Psychological pain as a predictor of suicidality: A longitudinal, prospective study
According to Shneidman, suicide is primarily the result of psychological pain, or subjective psychological distress from negative emotions including sadness, loneliness, and anxiety. Several studies report that psychological pain is correlated with past depression, suicidal ideation, and suicide attempts. The current study distinguishes psychological pain as a risk factor for suicidal behavior that is separate from depressive mood. It was hypothesized that psychological pain, even without depressive mood, would predict future suicidal behavior and mediate the effects of other risk factors for suicide.
This study reanalyzed data from the 10-year and 25-year follow-up interviews of the Copenhagen Schizophrenia High-Risk Project. The Copenhagen project started in 1962 with 207 children of mothers with schizophrenia and 104 children with no family history of mental illness. At baseline, the sample was 59% male, 75% from urban settings, and 15 years of age with 7 years of education on average.
Analysis of 2x2 contingency tables was used to assess simple risk factor associations with suicidal behavior, and hierarchical logistic regression was used to examine multivariate relationships. The psychological pain scale used in this study was developed by selecting items consistent with Shneidman's theory, followed by factor analysis and tests for reliability.

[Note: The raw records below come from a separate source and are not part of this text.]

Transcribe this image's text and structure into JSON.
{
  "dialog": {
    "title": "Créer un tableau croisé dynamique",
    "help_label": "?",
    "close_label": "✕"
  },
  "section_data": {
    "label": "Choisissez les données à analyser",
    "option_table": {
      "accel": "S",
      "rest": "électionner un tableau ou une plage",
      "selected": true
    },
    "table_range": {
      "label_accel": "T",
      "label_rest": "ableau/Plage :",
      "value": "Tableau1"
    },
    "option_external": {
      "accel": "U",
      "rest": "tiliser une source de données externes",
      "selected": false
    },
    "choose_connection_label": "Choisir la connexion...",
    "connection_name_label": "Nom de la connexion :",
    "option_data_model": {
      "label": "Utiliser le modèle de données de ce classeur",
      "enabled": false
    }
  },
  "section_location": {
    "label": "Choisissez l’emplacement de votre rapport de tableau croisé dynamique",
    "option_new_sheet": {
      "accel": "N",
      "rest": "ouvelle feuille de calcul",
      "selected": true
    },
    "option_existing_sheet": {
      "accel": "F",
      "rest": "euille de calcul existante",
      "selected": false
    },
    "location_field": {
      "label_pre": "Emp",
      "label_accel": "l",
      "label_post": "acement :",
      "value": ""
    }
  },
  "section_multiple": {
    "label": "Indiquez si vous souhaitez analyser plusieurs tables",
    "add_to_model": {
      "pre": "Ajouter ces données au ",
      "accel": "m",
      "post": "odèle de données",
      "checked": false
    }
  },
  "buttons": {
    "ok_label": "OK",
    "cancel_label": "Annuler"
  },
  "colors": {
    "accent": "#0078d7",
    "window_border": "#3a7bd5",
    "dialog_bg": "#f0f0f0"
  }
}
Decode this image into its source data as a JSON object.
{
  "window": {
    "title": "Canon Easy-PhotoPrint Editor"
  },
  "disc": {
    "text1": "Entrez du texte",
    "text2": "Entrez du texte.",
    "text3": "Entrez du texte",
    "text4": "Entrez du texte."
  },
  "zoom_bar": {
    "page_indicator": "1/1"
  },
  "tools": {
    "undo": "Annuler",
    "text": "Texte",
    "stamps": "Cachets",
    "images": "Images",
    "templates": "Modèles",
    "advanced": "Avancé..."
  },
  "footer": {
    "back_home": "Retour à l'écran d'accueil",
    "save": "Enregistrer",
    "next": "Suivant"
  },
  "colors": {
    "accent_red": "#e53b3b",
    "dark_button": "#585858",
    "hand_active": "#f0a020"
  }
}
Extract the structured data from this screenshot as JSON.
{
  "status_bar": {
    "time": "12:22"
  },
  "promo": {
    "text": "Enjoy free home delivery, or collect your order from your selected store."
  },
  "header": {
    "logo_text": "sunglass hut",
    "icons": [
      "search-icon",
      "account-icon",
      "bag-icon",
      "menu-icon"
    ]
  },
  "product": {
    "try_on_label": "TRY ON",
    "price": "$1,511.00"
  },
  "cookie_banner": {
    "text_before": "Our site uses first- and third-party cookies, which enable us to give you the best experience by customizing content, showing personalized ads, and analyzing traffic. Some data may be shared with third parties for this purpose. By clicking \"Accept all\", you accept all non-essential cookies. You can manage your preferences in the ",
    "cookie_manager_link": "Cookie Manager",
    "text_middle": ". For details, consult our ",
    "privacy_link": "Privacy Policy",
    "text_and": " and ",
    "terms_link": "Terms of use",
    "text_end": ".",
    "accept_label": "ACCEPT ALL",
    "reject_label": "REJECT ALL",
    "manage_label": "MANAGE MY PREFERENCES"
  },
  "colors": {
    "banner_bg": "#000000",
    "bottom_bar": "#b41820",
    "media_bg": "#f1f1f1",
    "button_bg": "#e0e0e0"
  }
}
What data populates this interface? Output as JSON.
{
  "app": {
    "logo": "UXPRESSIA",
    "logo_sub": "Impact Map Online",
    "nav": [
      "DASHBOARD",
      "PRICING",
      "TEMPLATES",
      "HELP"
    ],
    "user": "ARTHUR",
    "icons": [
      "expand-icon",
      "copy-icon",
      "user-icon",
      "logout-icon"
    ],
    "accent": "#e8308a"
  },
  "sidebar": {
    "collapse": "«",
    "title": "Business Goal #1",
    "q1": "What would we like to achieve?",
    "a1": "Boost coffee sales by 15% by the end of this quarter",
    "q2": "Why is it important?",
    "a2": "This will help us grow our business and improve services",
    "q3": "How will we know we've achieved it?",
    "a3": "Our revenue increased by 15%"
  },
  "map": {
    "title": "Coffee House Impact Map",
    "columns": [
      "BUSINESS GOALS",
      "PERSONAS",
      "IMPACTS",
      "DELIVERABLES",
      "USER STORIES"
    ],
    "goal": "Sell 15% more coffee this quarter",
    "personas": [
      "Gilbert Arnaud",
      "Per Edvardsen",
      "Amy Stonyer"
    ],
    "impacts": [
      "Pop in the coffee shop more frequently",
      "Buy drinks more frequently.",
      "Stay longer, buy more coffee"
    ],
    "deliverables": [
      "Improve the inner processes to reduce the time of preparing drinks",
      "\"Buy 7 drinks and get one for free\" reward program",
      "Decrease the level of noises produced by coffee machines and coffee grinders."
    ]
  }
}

Psychological pain had a significant association with future suicidal behavior. Psychiatric disorders (Major Depression, Schizophrenia, and Substance Abuse) were also associated with future suicidal behavior. Presence of quality adult friends had a negative association with suicidal behavior. The psychiatric disorders and psychosocial factors that were associated with future suicidal behavior were also associated with psychological pain. Finally, the effects of most risk factors for suicidal behavior were mediated by psychological pain in the series of hierchical logistic regressions.
Psychological pain can help predict future suicidal behavior, even when depressive mood is not included in the construct. The effects of psychological pain would be strengthened with depressive mood included in the construct. Suicide prevention should focus on subjective psychological pain. Future studies can improve this research by including more subjective ratings, and using contemporary samples with greater racial and ethnic diversity.
0347: Mental health